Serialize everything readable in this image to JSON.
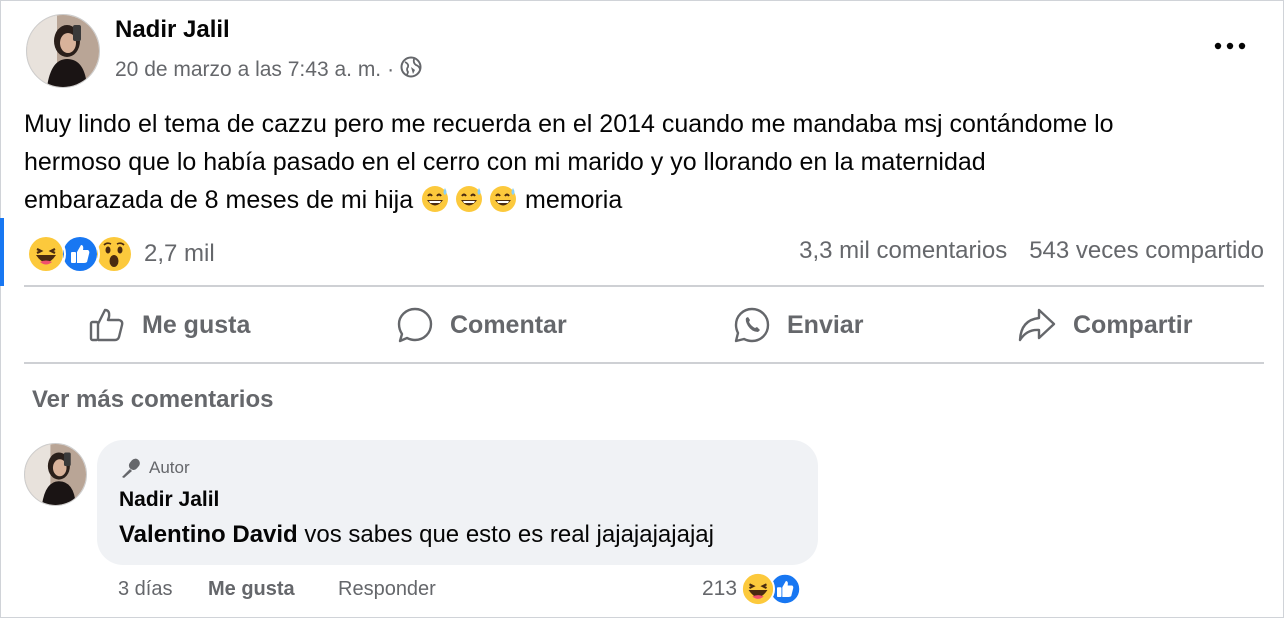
{
  "post": {
    "author": "Nadir Jalil",
    "date": "20 de marzo a las 7:43 a. m.",
    "separator": "·",
    "privacy_icon": "globe-icon",
    "text_lines": [
      "Muy lindo el tema de cazzu pero me recuerda en el 2014 cuando me mandaba msj contándome lo",
      "hermoso que lo había pasado en el cerro con mi marido y yo llorando en la maternidad",
      "embarazada de 8 meses de mi hija"
    ],
    "text_tail": "memoria",
    "emoji": "grinning-sweat-emoji"
  },
  "reactions": {
    "icons": [
      "haha-icon",
      "like-icon",
      "wow-icon"
    ],
    "count": "2,7 mil",
    "comments": "3,3 mil comentarios",
    "shares": "543 veces compartido"
  },
  "actions": {
    "like": "Me gusta",
    "comment": "Comentar",
    "send": "Enviar",
    "share": "Compartir"
  },
  "comments_section": {
    "more_label": "Ver más comentarios",
    "comment": {
      "badge": "Autor",
      "author": "Nadir Jalil",
      "mention": "Valentino David",
      "text": " vos sabes que esto es real jajajajajajaj",
      "time": "3 días",
      "like_label": "Me gusta",
      "reply_label": "Responder",
      "reaction_count": "213",
      "reaction_icons": [
        "haha-icon",
        "like-icon"
      ]
    }
  },
  "colors": {
    "like_blue": "#1877f2",
    "reaction_yellow": "#fcc93c",
    "secondary_text": "#65676b",
    "bubble_bg": "#f0f2f5"
  }
}
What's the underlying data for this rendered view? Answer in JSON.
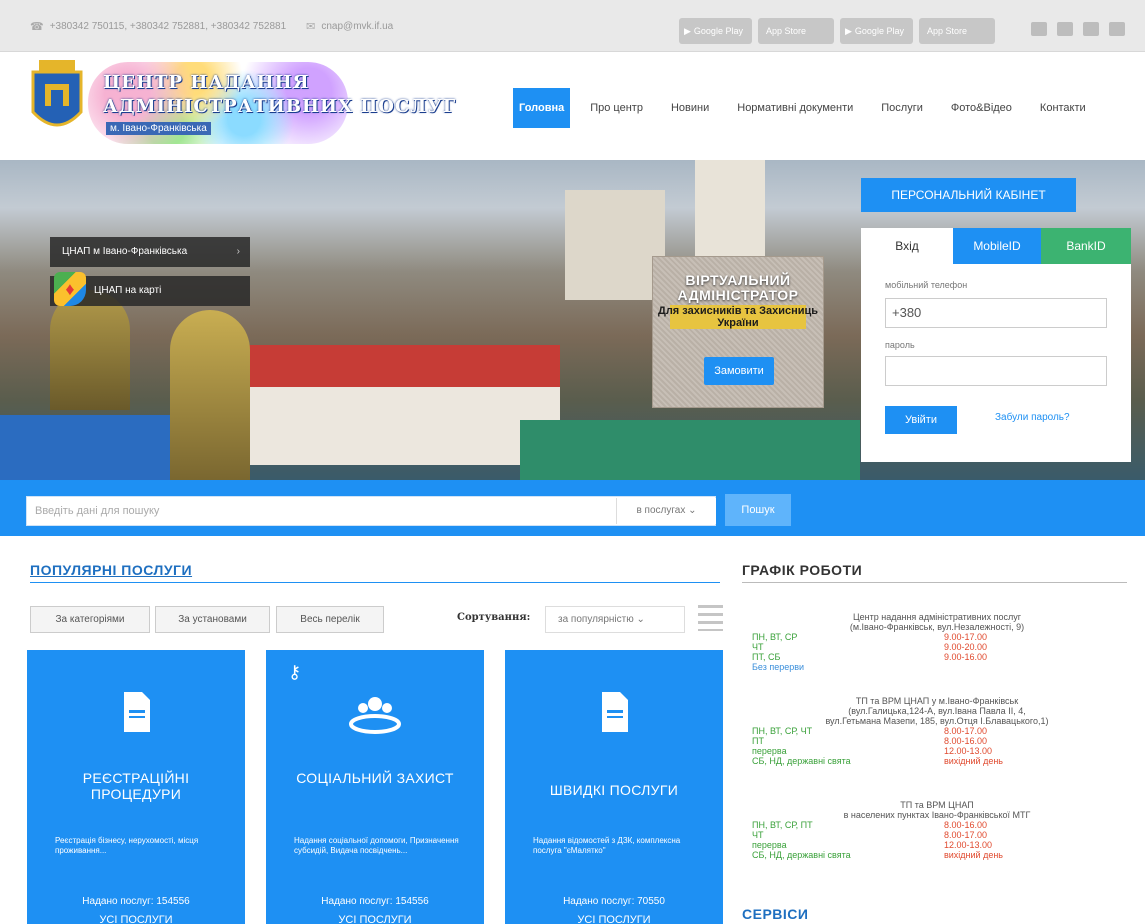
{
  "topbar": {
    "phones": "+380342 750115, +380342 752881, +380342 752881",
    "email": "cnap@mvk.if.ua",
    "stores": [
      "Google Play",
      "App Store",
      "Google Play",
      "App Store"
    ]
  },
  "logo": {
    "line1": "ЦЕНТР НАДАННЯ",
    "line2": "АДМІНІСТРАТИВНИХ ПОСЛУГ",
    "line3": "м. Івано-Франківська"
  },
  "nav": [
    "Головна",
    "Про центр",
    "Новини",
    "Нормативні документи",
    "Послуги",
    "Фото&Відео",
    "Контакти"
  ],
  "hero": {
    "pill1": "ЦНАП м Івано-Франківська",
    "pill2": "ЦНАП на карті",
    "admin_title": "ВІРТУАЛЬНИЙ АДМІНІСТРАТОР",
    "admin_sub": "Для захисників та Захисниць України",
    "admin_btn": "Замовити"
  },
  "cabinet": {
    "title": "ПЕРСОНАЛЬНИЙ КАБІНЕТ",
    "tab_login": "Вхід",
    "tab_mobile": "MobileID",
    "tab_bank": "BankID",
    "phone_label": "мобільний телефон",
    "phone_value": "+380",
    "pass_label": "пароль",
    "login_btn": "Увійти",
    "forgot": "Забули пароль?"
  },
  "search": {
    "placeholder": "Введіть дані для пошуку",
    "scope": "в послугах",
    "button": "Пошук"
  },
  "popular": {
    "title": "ПОПУЛЯРНІ ПОСЛУГИ",
    "filters": [
      "За категоріями",
      "За установами",
      "Весь перелік"
    ],
    "sort_label": "Сортування:",
    "sort_value": "за популярністю",
    "cards": [
      {
        "title": "РЕЄСТРАЦІЙНІ ПРОЦЕДУРИ",
        "desc": "Реєстрація бізнесу, нерухомості, місця проживання...",
        "count": "Надано послуг: 154556",
        "all": "УСІ ПОСЛУГИ"
      },
      {
        "title": "СОЦІАЛЬНИЙ ЗАХИСТ",
        "desc": "Надання соціальної допомоги, Призначення субсидій, Видача посвідчень...",
        "count": "Надано послуг: 154556",
        "all": "УСІ ПОСЛУГИ"
      },
      {
        "title": "ШВИДКІ ПОСЛУГИ",
        "desc": "Надання відомостей з ДЗК, комплексна послуга \"єМалятко\"",
        "count": "Надано послуг: 70550",
        "all": "УСІ ПОСЛУГИ"
      }
    ]
  },
  "schedule": {
    "title": "ГРАФІК РОБОТИ",
    "block1": {
      "head1": "Центр надання адміністративних послуг",
      "head2": "(м.Івано-Франківськ, вул.Незалежності, 9)",
      "rows": [
        {
          "d": "ПН, ВТ, СР",
          "t": "9.00-17.00"
        },
        {
          "d": "ЧТ",
          "t": "9.00-20.00"
        },
        {
          "d": "ПТ, СБ",
          "t": "9.00-16.00"
        }
      ],
      "note": "Без перерви"
    },
    "block2": {
      "head1": "ТП та ВРМ ЦНАП у м.Івано-Франківськ",
      "head2": "(вул.Галицька,124-А, вул.Івана Павла ІІ, 4,",
      "head3": "вул.Гетьмана Мазепи, 185, вул.Отця І.Блавацького,1)",
      "rows": [
        {
          "d": "ПН, ВТ, СР, ЧТ",
          "t": "8.00-17.00"
        },
        {
          "d": "ПТ",
          "t": "8.00-16.00"
        },
        {
          "d": "перерва",
          "t": "12.00-13.00"
        },
        {
          "d": "СБ, НД, державні свята",
          "t": "вихідний день"
        }
      ]
    },
    "block3": {
      "head1": "ТП та ВРМ ЦНАП",
      "head2": "в населених пунктах Івано-Франківської МТГ",
      "rows": [
        {
          "d": "ПН, ВТ, СР, ПТ",
          "t": "8.00-16.00"
        },
        {
          "d": "ЧТ",
          "t": "8.00-17.00"
        },
        {
          "d": "перерва",
          "t": "12.00-13.00"
        },
        {
          "d": "СБ, НД, державні свята",
          "t": "вихідний день"
        }
      ]
    }
  },
  "services": {
    "title": "СЕРВІСИ"
  }
}
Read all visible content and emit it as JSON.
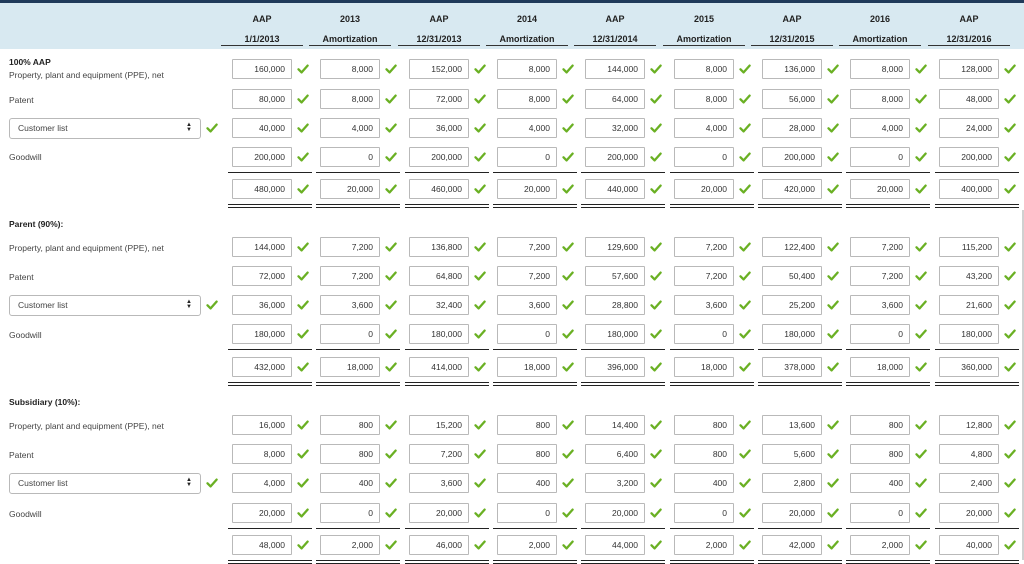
{
  "columns": [
    {
      "top": "AAP",
      "bottom": "1/1/2013"
    },
    {
      "top": "2013",
      "bottom": "Amortization"
    },
    {
      "top": "AAP",
      "bottom": "12/31/2013"
    },
    {
      "top": "2014",
      "bottom": "Amortization"
    },
    {
      "top": "AAP",
      "bottom": "12/31/2014"
    },
    {
      "top": "2015",
      "bottom": "Amortization"
    },
    {
      "top": "AAP",
      "bottom": "12/31/2015"
    },
    {
      "top": "2016",
      "bottom": "Amortization"
    },
    {
      "top": "AAP",
      "bottom": "12/31/2016"
    }
  ],
  "sections": [
    {
      "title": "100% AAP",
      "rows": [
        {
          "label": "Property, plant and equipment (PPE), net",
          "dropdown": false,
          "values": [
            "160,000",
            "8,000",
            "152,000",
            "8,000",
            "144,000",
            "8,000",
            "136,000",
            "8,000",
            "128,000"
          ]
        },
        {
          "label": "Patent",
          "dropdown": false,
          "values": [
            "80,000",
            "8,000",
            "72,000",
            "8,000",
            "64,000",
            "8,000",
            "56,000",
            "8,000",
            "48,000"
          ]
        },
        {
          "label": "Customer list",
          "dropdown": true,
          "values": [
            "40,000",
            "4,000",
            "36,000",
            "4,000",
            "32,000",
            "4,000",
            "28,000",
            "4,000",
            "24,000"
          ]
        },
        {
          "label": "Goodwill",
          "dropdown": false,
          "values": [
            "200,000",
            "0",
            "200,000",
            "0",
            "200,000",
            "0",
            "200,000",
            "0",
            "200,000"
          ]
        }
      ],
      "totals": [
        "480,000",
        "20,000",
        "460,000",
        "20,000",
        "440,000",
        "20,000",
        "420,000",
        "20,000",
        "400,000"
      ]
    },
    {
      "title": "Parent (90%):",
      "rows": [
        {
          "label": "Property, plant and equipment (PPE), net",
          "dropdown": false,
          "values": [
            "144,000",
            "7,200",
            "136,800",
            "7,200",
            "129,600",
            "7,200",
            "122,400",
            "7,200",
            "115,200"
          ]
        },
        {
          "label": "Patent",
          "dropdown": false,
          "values": [
            "72,000",
            "7,200",
            "64,800",
            "7,200",
            "57,600",
            "7,200",
            "50,400",
            "7,200",
            "43,200"
          ]
        },
        {
          "label": "Customer list",
          "dropdown": true,
          "values": [
            "36,000",
            "3,600",
            "32,400",
            "3,600",
            "28,800",
            "3,600",
            "25,200",
            "3,600",
            "21,600"
          ]
        },
        {
          "label": "Goodwill",
          "dropdown": false,
          "values": [
            "180,000",
            "0",
            "180,000",
            "0",
            "180,000",
            "0",
            "180,000",
            "0",
            "180,000"
          ]
        }
      ],
      "totals": [
        "432,000",
        "18,000",
        "414,000",
        "18,000",
        "396,000",
        "18,000",
        "378,000",
        "18,000",
        "360,000"
      ]
    },
    {
      "title": "Subsidiary (10%):",
      "rows": [
        {
          "label": "Property, plant and equipment (PPE), net",
          "dropdown": false,
          "values": [
            "16,000",
            "800",
            "15,200",
            "800",
            "14,400",
            "800",
            "13,600",
            "800",
            "12,800"
          ]
        },
        {
          "label": "Patent",
          "dropdown": false,
          "values": [
            "8,000",
            "800",
            "7,200",
            "800",
            "6,400",
            "800",
            "5,600",
            "800",
            "4,800"
          ]
        },
        {
          "label": "Customer list",
          "dropdown": true,
          "values": [
            "4,000",
            "400",
            "3,600",
            "400",
            "3,200",
            "400",
            "2,800",
            "400",
            "2,400"
          ]
        },
        {
          "label": "Goodwill",
          "dropdown": false,
          "values": [
            "20,000",
            "0",
            "20,000",
            "0",
            "20,000",
            "0",
            "20,000",
            "0",
            "20,000"
          ]
        }
      ],
      "totals": [
        "48,000",
        "2,000",
        "46,000",
        "2,000",
        "44,000",
        "2,000",
        "42,000",
        "2,000",
        "40,000"
      ]
    }
  ],
  "icons": {
    "correct": "check-icon",
    "dropdown": "select-arrows-icon"
  },
  "colors": {
    "header_bg": "#d8e9f1",
    "check": "#6ab023",
    "top_bar": "#1f3a5a"
  }
}
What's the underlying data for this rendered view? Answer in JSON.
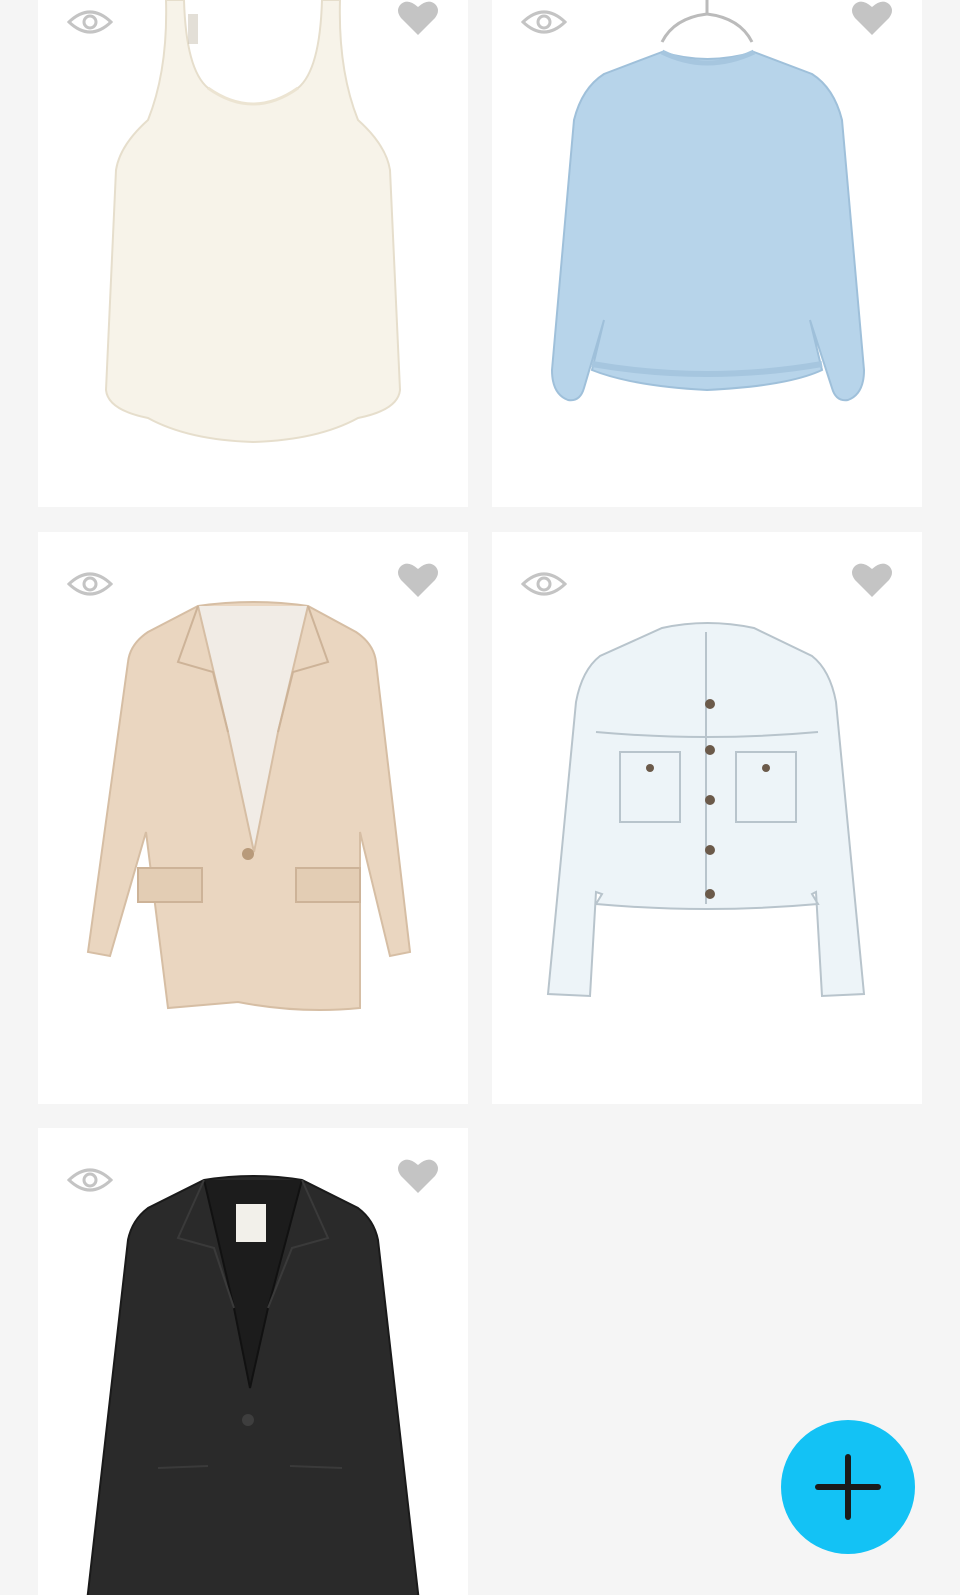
{
  "colors": {
    "background": "#f5f5f5",
    "card": "#ffffff",
    "icon_gray": "#c4c4c4",
    "fab": "#13c2f5",
    "fab_icon": "#1a1a1a"
  },
  "items": [
    {
      "name": "white-tank-top",
      "icons": [
        "eye-icon",
        "heart-icon"
      ]
    },
    {
      "name": "light-blue-sweatshirt",
      "icons": [
        "eye-icon",
        "heart-icon"
      ]
    },
    {
      "name": "beige-blazer",
      "icons": [
        "eye-icon",
        "heart-icon"
      ]
    },
    {
      "name": "white-denim-jacket",
      "icons": [
        "eye-icon",
        "heart-icon"
      ]
    },
    {
      "name": "black-blazer",
      "icons": [
        "eye-icon",
        "heart-icon"
      ]
    }
  ],
  "fab": {
    "icon": "plus-icon"
  }
}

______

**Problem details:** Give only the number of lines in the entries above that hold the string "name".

**Answer to the problem:** 5